> [Instructions to follow] Every line from the one containing "What data populates" to the end of the records below must be copied exactly, and no pictures may be included.

Element data from apps and pages:
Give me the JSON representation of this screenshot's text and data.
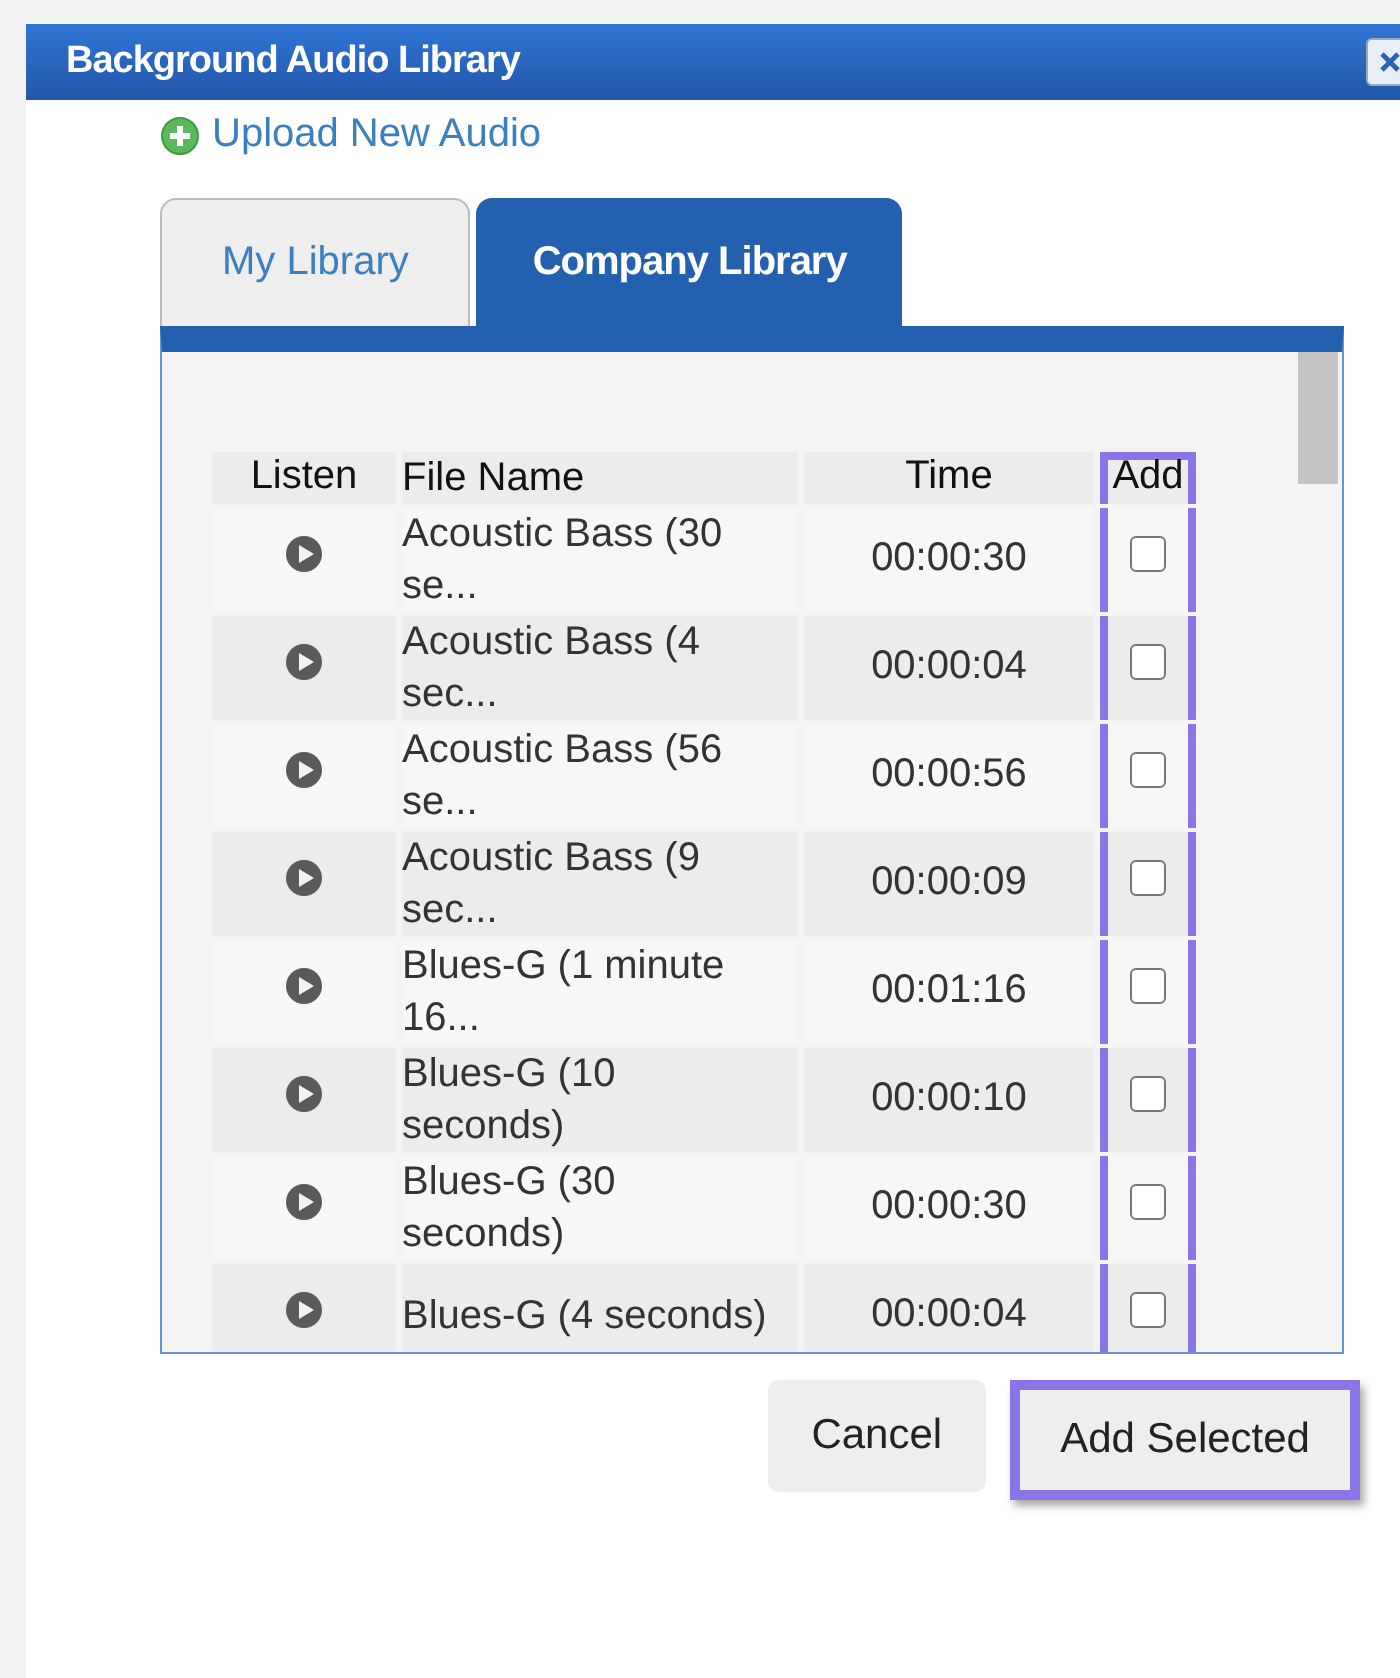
{
  "window": {
    "title": "Background Audio Library"
  },
  "upload_link": "Upload New Audio",
  "tabs": [
    {
      "label": "My Library",
      "selected": false
    },
    {
      "label": "Company Library",
      "selected": true
    }
  ],
  "table": {
    "columns": [
      {
        "label": "Listen",
        "highlighted": false
      },
      {
        "label": "File Name",
        "highlighted": false
      },
      {
        "label": "Time",
        "highlighted": false
      },
      {
        "label": "Add",
        "highlighted": true
      }
    ],
    "rows": [
      {
        "file_name": "Acoustic Bass (30 se...",
        "time": "00:00:30",
        "checked": false
      },
      {
        "file_name": "Acoustic Bass (4 sec...",
        "time": "00:00:04",
        "checked": false
      },
      {
        "file_name": "Acoustic Bass (56 se...",
        "time": "00:00:56",
        "checked": false
      },
      {
        "file_name": "Acoustic Bass (9 sec...",
        "time": "00:00:09",
        "checked": false
      },
      {
        "file_name": "Blues-G (1 minute 16...",
        "time": "00:01:16",
        "checked": false
      },
      {
        "file_name": "Blues-G (10 seconds)",
        "time": "00:00:10",
        "checked": false
      },
      {
        "file_name": "Blues-G (30 seconds)",
        "time": "00:00:30",
        "checked": false
      },
      {
        "file_name": "Blues-G (4 seconds)",
        "time": "00:00:04",
        "checked": false
      }
    ]
  },
  "buttons": [
    {
      "label": "Cancel",
      "highlighted": false
    },
    {
      "label": "Add Selected",
      "highlighted": true
    }
  ]
}
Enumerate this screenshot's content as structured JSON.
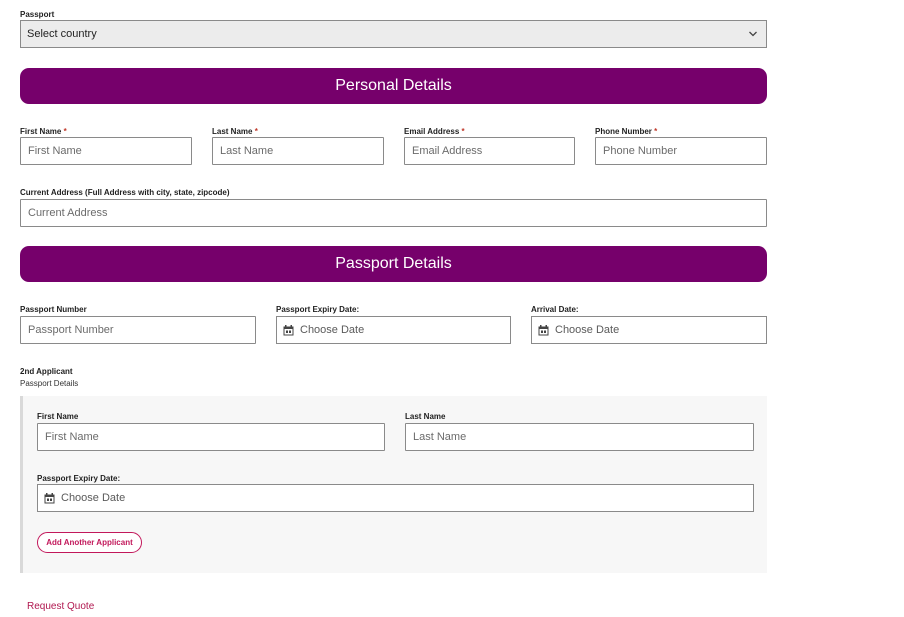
{
  "passport": {
    "label": "Passport",
    "selected": "Select country"
  },
  "personal_details": {
    "heading": "Personal Details",
    "first_name": {
      "label": "First Name",
      "required": "*",
      "placeholder": "First Name"
    },
    "last_name": {
      "label": "Last Name",
      "required": "*",
      "placeholder": "Last Name"
    },
    "email": {
      "label": "Email Address",
      "required": "*",
      "placeholder": "Email Address"
    },
    "phone": {
      "label": "Phone Number",
      "required": "*",
      "placeholder": "Phone Number"
    },
    "address": {
      "label": "Current Address (Full Address with city, state, zipcode)",
      "placeholder": "Current Address"
    }
  },
  "passport_details": {
    "heading": "Passport Details",
    "passport_number": {
      "label": "Passport Number",
      "placeholder": "Passport Number"
    },
    "expiry_date": {
      "label": "Passport Expiry Date:",
      "placeholder": "Choose Date"
    },
    "arrival_date": {
      "label": "Arrival Date:",
      "placeholder": "Choose Date"
    }
  },
  "second_applicant": {
    "title": "2nd Applicant",
    "subtitle": "Passport Details",
    "first_name": {
      "label": "First Name",
      "placeholder": "First Name"
    },
    "last_name": {
      "label": "Last Name",
      "placeholder": "Last Name"
    },
    "expiry_date": {
      "label": "Passport Expiry Date:",
      "placeholder": "Choose Date"
    },
    "add_button": "Add Another Applicant"
  },
  "actions": {
    "request_quote": "Request Quote"
  },
  "colors": {
    "banner": "#76006b",
    "accent": "#c2185b",
    "required": "#c0392b"
  },
  "icons": {
    "select_arrow": "chevron-down-icon",
    "date": "calendar-icon"
  }
}
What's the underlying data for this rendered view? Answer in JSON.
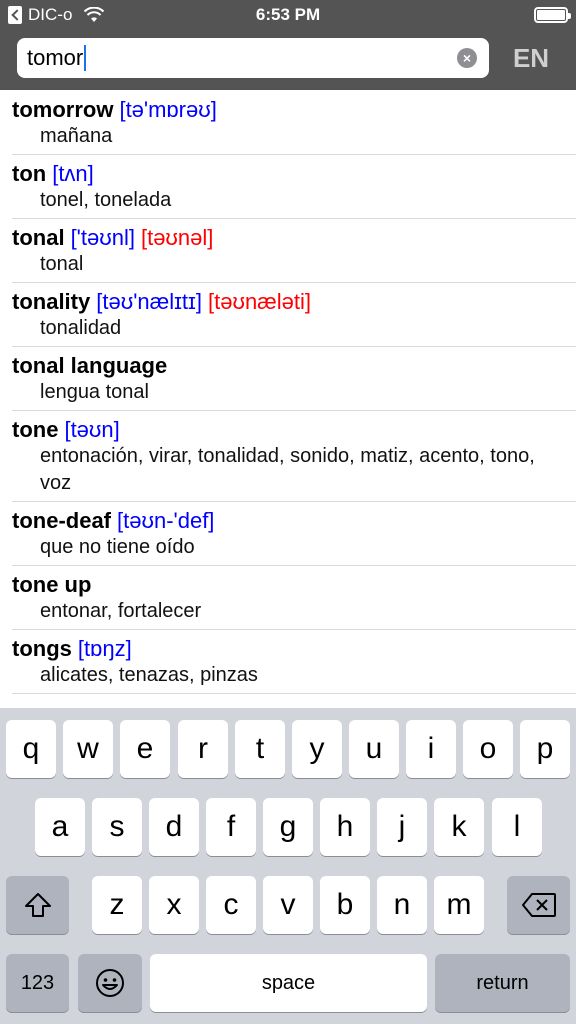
{
  "status_bar": {
    "carrier": "DIC-o",
    "time": "6:53 PM"
  },
  "search": {
    "value": "tomor",
    "clear_icon": "clear-circle-icon",
    "lang_label": "EN"
  },
  "results": [
    {
      "term": "tomorrow",
      "pron_us": "[tə'mɒrəʊ]",
      "pron_uk": "",
      "translation": "mañana"
    },
    {
      "term": "ton",
      "pron_us": "[tʌn]",
      "pron_uk": "",
      "translation": "tonel, tonelada"
    },
    {
      "term": "tonal",
      "pron_us": "['təʊnl]",
      "pron_uk": "[təʊnəl]",
      "translation": "tonal"
    },
    {
      "term": "tonality",
      "pron_us": "[təʊ'nælɪtɪ]",
      "pron_uk": "[təʊnæləti]",
      "translation": "tonalidad"
    },
    {
      "term": "tonal language",
      "pron_us": "",
      "pron_uk": "",
      "translation": "lengua tonal"
    },
    {
      "term": "tone",
      "pron_us": "[təʊn]",
      "pron_uk": "",
      "translation": "entonación, virar, tonalidad, sonido, matiz, acento, tono, voz"
    },
    {
      "term": "tone-deaf",
      "pron_us": "[təʊn-'def]",
      "pron_uk": "",
      "translation": "que no tiene oído"
    },
    {
      "term": "tone up",
      "pron_us": "",
      "pron_uk": "",
      "translation": "entonar, fortalecer"
    },
    {
      "term": "tongs",
      "pron_us": "[tɒŋz]",
      "pron_uk": "",
      "translation": "alicates, tenazas, pinzas"
    }
  ],
  "keyboard": {
    "row1": [
      "q",
      "w",
      "e",
      "r",
      "t",
      "y",
      "u",
      "i",
      "o",
      "p"
    ],
    "row2": [
      "a",
      "s",
      "d",
      "f",
      "g",
      "h",
      "j",
      "k",
      "l"
    ],
    "row3": [
      "z",
      "x",
      "c",
      "v",
      "b",
      "n",
      "m"
    ],
    "numbers_label": "123",
    "space_label": "space",
    "return_label": "return",
    "shift_icon": "shift-arrow-icon",
    "delete_icon": "backspace-icon",
    "emoji_icon": "emoji-smiley-icon"
  }
}
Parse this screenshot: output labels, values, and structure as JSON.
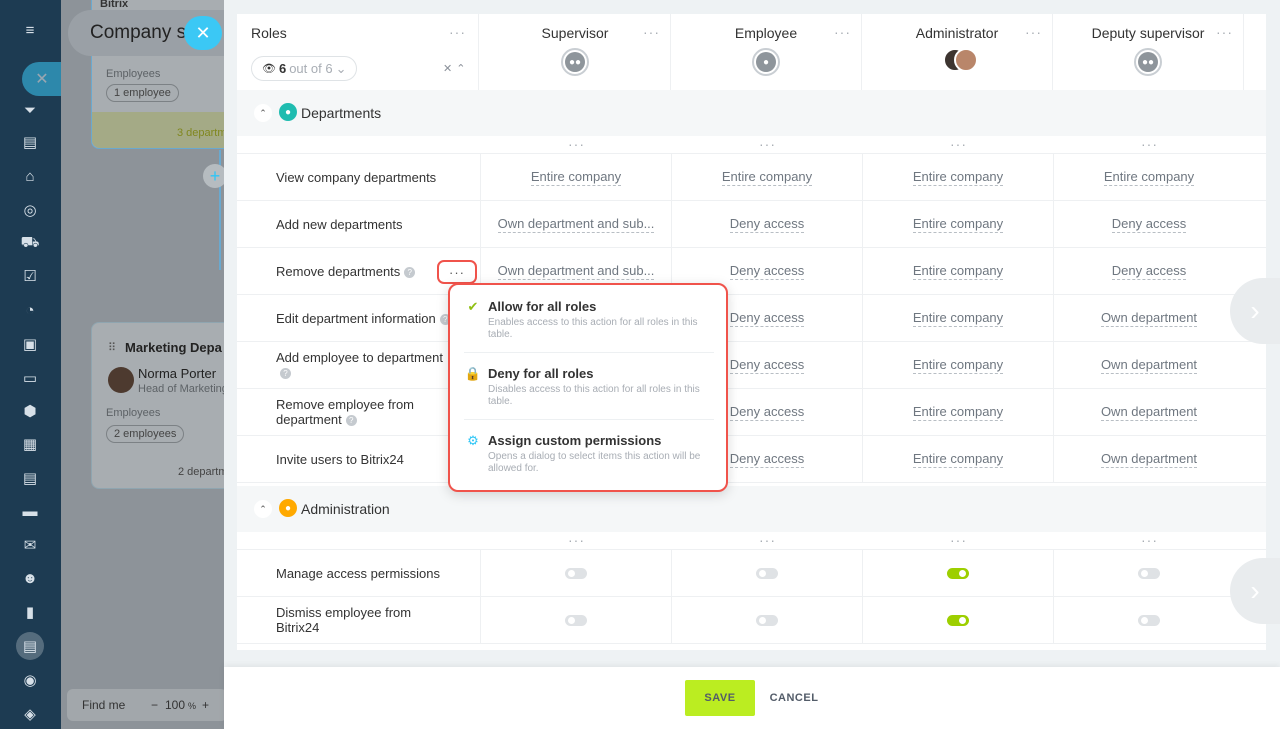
{
  "rail": {
    "icons": [
      "menu-icon",
      "chat-bubble-icon",
      "funnel-icon",
      "tasks-icon",
      "bank-icon",
      "target-icon",
      "cart-icon",
      "checklist-icon",
      "pie-icon",
      "document-icon",
      "chat-icon",
      "hexagon-icon",
      "calendar-icon",
      "file-icon",
      "inbox-icon",
      "mail-icon",
      "team-icon",
      "analytics-icon",
      "contact-card-icon",
      "android-icon",
      "box-icon"
    ],
    "glyphs": [
      "≡",
      "✕",
      "⏷",
      "▤",
      "⌂",
      "◎",
      "⛟",
      "☑",
      "◔",
      "▣",
      "▭",
      "⬢",
      "▦",
      "▤",
      "▬",
      "✉",
      "☻",
      "▮",
      "▤",
      "◉",
      "◈"
    ]
  },
  "background_page": {
    "title": "Company s",
    "top_card": {
      "employees_label": "Employees",
      "employees_pill": "1 employee",
      "departments_link": "3 departm"
    },
    "mid_card": {
      "title": "Marketing Depa",
      "person_name": "Norma Porter",
      "person_role": "Head of Marketing",
      "employees_label": "Employees",
      "employees_pill": "2 employees",
      "departments_link": "2 departm"
    },
    "find_me": "Find me",
    "zoom_minus": "−",
    "zoom_value": "100",
    "zoom_unit": "%",
    "zoom_plus": "+",
    "app_name": "Bitrix"
  },
  "header": {
    "roles_label": "Roles",
    "counter": {
      "value": "6",
      "of": "out of 6",
      "chevron": "⌄"
    },
    "columns": [
      {
        "name": "Supervisor",
        "avatar": "group-icon"
      },
      {
        "name": "Employee",
        "avatar": "user-icon"
      },
      {
        "name": "Administrator",
        "avatar": "photos"
      },
      {
        "name": "Deputy supervisor",
        "avatar": "group-icon"
      }
    ]
  },
  "sections": [
    {
      "title": "Departments",
      "icon": "users-icon",
      "icon_color": "#1fbcb0",
      "rows": [
        {
          "label": "View company departments",
          "help": false,
          "values": [
            "Entire company",
            "Entire company",
            "Entire company",
            "Entire company"
          ]
        },
        {
          "label": "Add new departments",
          "help": false,
          "values": [
            "Own department and sub...",
            "Deny access",
            "Entire company",
            "Deny access"
          ]
        },
        {
          "label": "Remove departments",
          "help": true,
          "values": [
            "Own department and sub...",
            "Deny access",
            "Entire company",
            "Deny access"
          ]
        },
        {
          "label": "Edit department information",
          "help": true,
          "values": [
            "",
            "Deny access",
            "Entire company",
            "Own department"
          ]
        },
        {
          "label": "Add employee to department",
          "help": true,
          "values": [
            "",
            "Deny access",
            "Entire company",
            "Own department"
          ]
        },
        {
          "label": "Remove employee from department",
          "help": true,
          "values": [
            "",
            "Deny access",
            "Entire company",
            "Own department"
          ]
        },
        {
          "label": "Invite users to Bitrix24",
          "help": false,
          "values": [
            "",
            "Deny access",
            "Entire company",
            "Own department"
          ]
        }
      ]
    },
    {
      "title": "Administration",
      "icon": "admin-icon",
      "icon_color": "#ffa900",
      "rows": [
        {
          "label": "Manage access permissions",
          "toggles": [
            false,
            false,
            true,
            false
          ]
        },
        {
          "label": "Dismiss employee from Bitrix24",
          "toggles": [
            false,
            false,
            true,
            false
          ]
        }
      ]
    }
  ],
  "menu": {
    "items": [
      {
        "title": "Allow for all roles",
        "desc": "Enables access to this action for all roles in this table.",
        "icon": "check-icon",
        "glyph": "✔",
        "color": "#8fbf12"
      },
      {
        "title": "Deny for all roles",
        "desc": "Disables access to this action for all roles in this table.",
        "icon": "lock-icon",
        "glyph": "🔒",
        "color": "#f0534b"
      },
      {
        "title": "Assign custom permissions",
        "desc": "Opens a dialog to select items this action will be allowed for.",
        "icon": "gear-icon",
        "glyph": "⚙",
        "color": "#2fc6f6"
      }
    ]
  },
  "footer": {
    "save": "SAVE",
    "cancel": "CANCEL"
  },
  "colors": {
    "accent": "#bbed21",
    "highlight": "#f0534b",
    "toggle_on": "#9dcf00"
  }
}
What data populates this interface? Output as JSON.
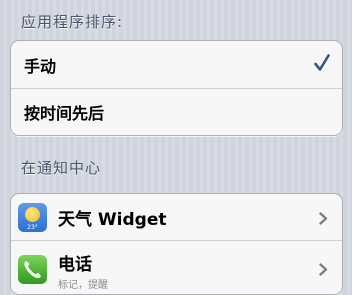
{
  "sort_section": {
    "header": "应用程序排序:",
    "options": [
      {
        "label": "手动",
        "selected": true
      },
      {
        "label": "按时间先后",
        "selected": false
      }
    ]
  },
  "notification_section": {
    "header": "在通知中心",
    "items": [
      {
        "label": "天气 Widget",
        "icon": "weather-icon",
        "icon_text": "23°"
      },
      {
        "label": "电话",
        "icon": "phone-icon",
        "subtitle": "标记，提醒"
      }
    ]
  },
  "colors": {
    "checkmark": "#385487",
    "chevron": "#7f7f7f",
    "header_text": "#4c566c"
  }
}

> [Answer area]
What data populates this interface? Output as JSON.
{
  "sort_section": {
    "header": "应用程序排序:",
    "options": [
      {
        "label": "手动",
        "selected": true
      },
      {
        "label": "按时间先后",
        "selected": false
      }
    ]
  },
  "notification_section": {
    "header": "在通知中心",
    "items": [
      {
        "label": "天气 Widget",
        "icon": "weather-icon",
        "icon_text": "23°"
      },
      {
        "label": "电话",
        "icon": "phone-icon",
        "subtitle": "标记，提醒"
      }
    ]
  },
  "colors": {
    "checkmark": "#385487",
    "chevron": "#7f7f7f",
    "header_text": "#4c566c"
  }
}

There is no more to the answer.